§ BRIEF: The required lines are those that contain "Jane"; pull them out of the data and copy them.

§ EXCERPTED RECORDS:

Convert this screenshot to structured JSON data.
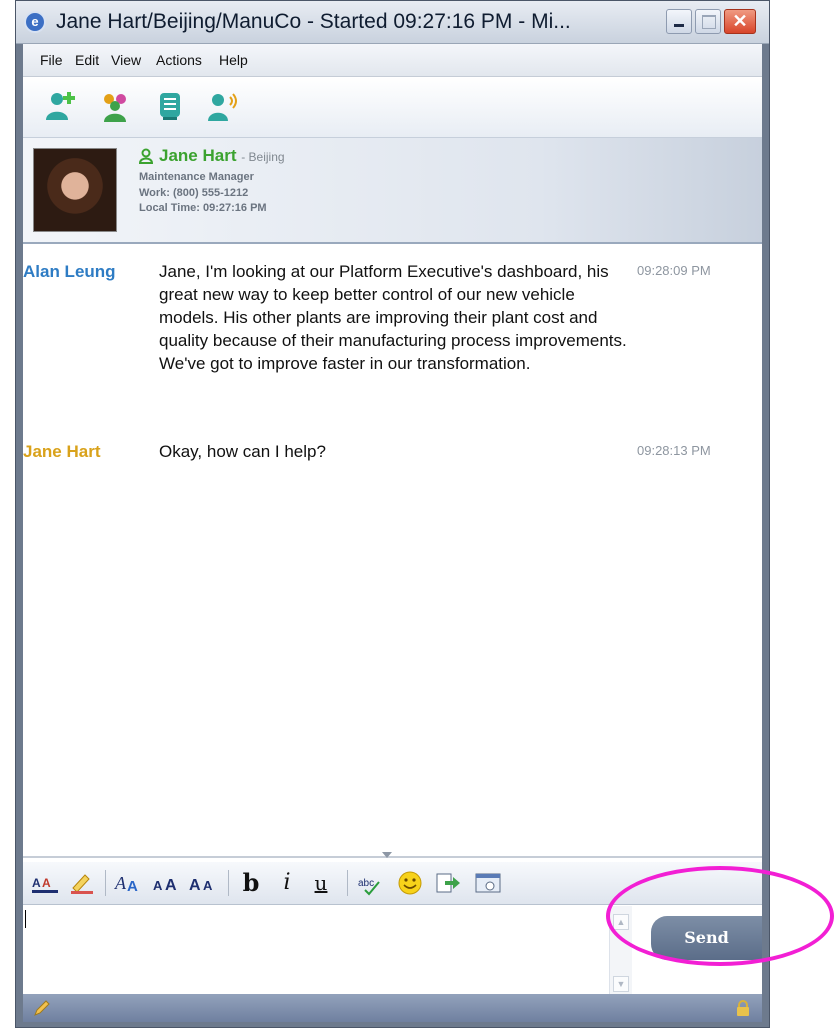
{
  "window": {
    "title": "Jane Hart/Beijing/ManuCo - Started 09:27:16 PM - Mi...",
    "app_icon": "chat-app-icon",
    "controls": [
      "minimize-icon",
      "maximize-icon",
      "close-icon"
    ]
  },
  "menu": {
    "items": [
      "File",
      "Edit",
      "View",
      "Actions",
      "Help"
    ]
  },
  "toolbar": {
    "icons": [
      "add-contact-icon",
      "group-chat-icon",
      "meeting-icon",
      "voice-call-icon"
    ]
  },
  "contact": {
    "name": "Jane Hart",
    "location": "- Beijing",
    "title": "Maintenance Manager",
    "work_phone": "Work: (800) 555-1212",
    "local_time": "Local Time: 09:27:16 PM",
    "status_color": "#3ba22f"
  },
  "messages": [
    {
      "sender": "Alan Leung",
      "sender_color": "#2e7cc4",
      "text": "Jane, I'm looking at our Platform Executive's dashboard, his great new way to keep better control of our new vehicle models.  His other plants are improving their plant cost and quality because of their manufacturing process improvements.   We've got to improve faster in our transformation.",
      "time": "09:28:09 PM"
    },
    {
      "sender": "Jane Hart",
      "sender_color": "#d9a21b",
      "text": "Okay, how can I help?",
      "time": "09:28:13 PM"
    }
  ],
  "format_toolbar": {
    "icons": [
      "text-color-icon",
      "highlight-icon",
      "font-icon",
      "grow-font-icon",
      "shrink-font-icon",
      "bold-icon",
      "italic-icon",
      "underline-icon",
      "spellcheck-icon",
      "emoticon-icon",
      "send-file-icon",
      "screen-capture-icon"
    ],
    "bold": "b",
    "italic": "i",
    "underline": "u"
  },
  "compose": {
    "value": "",
    "send_label": "Send"
  },
  "annotation_color": "#f21fd4"
}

§ RESULT OF THE TASK:
    "title": "Jane Hart/Beijing/ManuCo - Started 09:27:16 PM - Mi...",
    "name": "Jane Hart",
      "text": "Jane, I'm looking at our Platform Executive's dashboard, his great new way to keep better control of our new vehicle models.  His other plants are improving their plant cost and quality because of their manufacturing process improvements.   We've got to improve faster in our transformation.",
      "sender": "Jane Hart",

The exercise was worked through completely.